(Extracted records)
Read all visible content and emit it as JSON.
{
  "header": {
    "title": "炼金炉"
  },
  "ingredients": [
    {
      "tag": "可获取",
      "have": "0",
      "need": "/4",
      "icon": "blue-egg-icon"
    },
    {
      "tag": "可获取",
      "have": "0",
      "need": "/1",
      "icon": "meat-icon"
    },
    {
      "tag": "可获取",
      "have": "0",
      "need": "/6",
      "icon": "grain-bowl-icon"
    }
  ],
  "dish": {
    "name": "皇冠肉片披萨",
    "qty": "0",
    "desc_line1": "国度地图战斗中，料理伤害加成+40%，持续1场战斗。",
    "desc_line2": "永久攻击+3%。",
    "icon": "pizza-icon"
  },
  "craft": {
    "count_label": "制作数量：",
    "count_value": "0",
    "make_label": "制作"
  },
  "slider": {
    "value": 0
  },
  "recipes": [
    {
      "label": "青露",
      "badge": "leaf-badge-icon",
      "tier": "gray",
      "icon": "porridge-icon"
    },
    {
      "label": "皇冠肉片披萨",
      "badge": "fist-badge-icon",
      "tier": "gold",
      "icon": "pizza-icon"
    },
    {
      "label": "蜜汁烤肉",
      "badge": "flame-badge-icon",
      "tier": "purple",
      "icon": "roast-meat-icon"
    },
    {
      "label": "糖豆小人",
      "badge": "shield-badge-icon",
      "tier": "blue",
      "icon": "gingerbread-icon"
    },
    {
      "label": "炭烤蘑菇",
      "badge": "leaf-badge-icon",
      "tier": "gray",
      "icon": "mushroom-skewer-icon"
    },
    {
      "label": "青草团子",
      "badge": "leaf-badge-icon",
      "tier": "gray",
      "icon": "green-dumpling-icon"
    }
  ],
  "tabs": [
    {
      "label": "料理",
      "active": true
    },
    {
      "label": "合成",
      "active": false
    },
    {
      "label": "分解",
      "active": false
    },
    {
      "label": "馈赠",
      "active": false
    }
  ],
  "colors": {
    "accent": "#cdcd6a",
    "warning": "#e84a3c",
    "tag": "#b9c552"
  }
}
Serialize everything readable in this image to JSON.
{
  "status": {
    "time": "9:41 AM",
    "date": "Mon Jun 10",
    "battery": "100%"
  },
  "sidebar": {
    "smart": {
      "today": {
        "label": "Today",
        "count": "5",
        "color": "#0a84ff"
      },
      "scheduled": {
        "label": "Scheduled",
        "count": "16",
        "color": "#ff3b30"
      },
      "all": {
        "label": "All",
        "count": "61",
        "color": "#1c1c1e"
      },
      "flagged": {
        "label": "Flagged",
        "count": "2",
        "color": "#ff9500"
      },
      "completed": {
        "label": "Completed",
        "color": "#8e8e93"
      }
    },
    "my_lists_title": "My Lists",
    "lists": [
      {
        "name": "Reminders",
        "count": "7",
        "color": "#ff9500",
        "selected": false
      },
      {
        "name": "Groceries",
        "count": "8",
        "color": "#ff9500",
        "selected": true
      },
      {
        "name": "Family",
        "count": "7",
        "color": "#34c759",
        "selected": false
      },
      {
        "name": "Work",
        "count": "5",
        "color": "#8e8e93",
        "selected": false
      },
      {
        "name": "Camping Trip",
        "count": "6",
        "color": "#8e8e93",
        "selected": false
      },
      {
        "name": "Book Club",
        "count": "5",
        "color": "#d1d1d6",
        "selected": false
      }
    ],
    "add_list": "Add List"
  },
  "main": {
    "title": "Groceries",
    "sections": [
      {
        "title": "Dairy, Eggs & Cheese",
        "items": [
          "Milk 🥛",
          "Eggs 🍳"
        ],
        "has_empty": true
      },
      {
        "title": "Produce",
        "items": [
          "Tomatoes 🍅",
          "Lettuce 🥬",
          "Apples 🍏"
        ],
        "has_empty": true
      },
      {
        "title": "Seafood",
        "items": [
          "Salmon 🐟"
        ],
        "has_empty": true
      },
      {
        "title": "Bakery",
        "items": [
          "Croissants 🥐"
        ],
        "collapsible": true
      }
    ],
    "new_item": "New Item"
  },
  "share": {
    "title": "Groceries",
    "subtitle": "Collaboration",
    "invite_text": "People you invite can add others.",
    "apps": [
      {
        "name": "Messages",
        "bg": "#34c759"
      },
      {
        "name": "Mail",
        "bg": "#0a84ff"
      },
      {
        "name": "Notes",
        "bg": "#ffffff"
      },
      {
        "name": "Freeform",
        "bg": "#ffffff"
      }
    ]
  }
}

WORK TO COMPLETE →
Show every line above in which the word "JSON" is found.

WRITTEN REPLY →
Read all visible content and emit it as JSON.
Serialize everything readable in this image to JSON.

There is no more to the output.